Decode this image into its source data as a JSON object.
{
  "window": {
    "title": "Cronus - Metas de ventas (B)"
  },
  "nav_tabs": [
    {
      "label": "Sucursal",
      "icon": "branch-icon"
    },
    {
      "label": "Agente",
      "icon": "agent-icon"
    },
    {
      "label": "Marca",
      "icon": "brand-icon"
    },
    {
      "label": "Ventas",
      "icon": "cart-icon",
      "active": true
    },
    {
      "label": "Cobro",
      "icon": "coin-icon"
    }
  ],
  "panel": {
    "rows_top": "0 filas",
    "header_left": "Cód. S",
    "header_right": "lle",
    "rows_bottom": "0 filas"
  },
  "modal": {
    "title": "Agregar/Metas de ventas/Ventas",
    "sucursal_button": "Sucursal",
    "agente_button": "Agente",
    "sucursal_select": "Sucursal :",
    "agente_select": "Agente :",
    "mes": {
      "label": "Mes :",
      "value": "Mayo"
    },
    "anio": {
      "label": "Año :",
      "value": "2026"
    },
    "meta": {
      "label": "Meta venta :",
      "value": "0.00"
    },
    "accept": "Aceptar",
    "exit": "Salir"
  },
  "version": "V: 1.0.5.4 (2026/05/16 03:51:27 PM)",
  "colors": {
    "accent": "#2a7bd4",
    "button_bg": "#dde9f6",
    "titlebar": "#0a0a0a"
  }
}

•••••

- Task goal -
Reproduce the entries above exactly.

- Answer to this problem -
Decode this image into its source data as a JSON object.
{
  "window": {
    "title": "Cronus - Metas de ventas (B)"
  },
  "nav_tabs": [
    {
      "label": "Sucursal",
      "icon": "branch-icon"
    },
    {
      "label": "Agente",
      "icon": "agent-icon"
    },
    {
      "label": "Marca",
      "icon": "brand-icon"
    },
    {
      "label": "Ventas",
      "icon": "cart-icon",
      "active": true
    },
    {
      "label": "Cobro",
      "icon": "coin-icon"
    }
  ],
  "panel": {
    "rows_top": "0 filas",
    "header_left": "Cód. S",
    "header_right": "lle",
    "rows_bottom": "0 filas"
  },
  "modal": {
    "title": "Agregar/Metas de ventas/Ventas",
    "sucursal_button": "Sucursal",
    "agente_button": "Agente",
    "sucursal_select": "Sucursal :",
    "agente_select": "Agente :",
    "mes": {
      "label": "Mes :",
      "value": "Mayo"
    },
    "anio": {
      "label": "Año :",
      "value": "2026"
    },
    "meta": {
      "label": "Meta venta :",
      "value": "0.00"
    },
    "accept": "Aceptar",
    "exit": "Salir"
  },
  "version": "V: 1.0.5.4 (2026/05/16 03:51:27 PM)",
  "colors": {
    "accent": "#2a7bd4",
    "button_bg": "#dde9f6",
    "titlebar": "#0a0a0a"
  }
}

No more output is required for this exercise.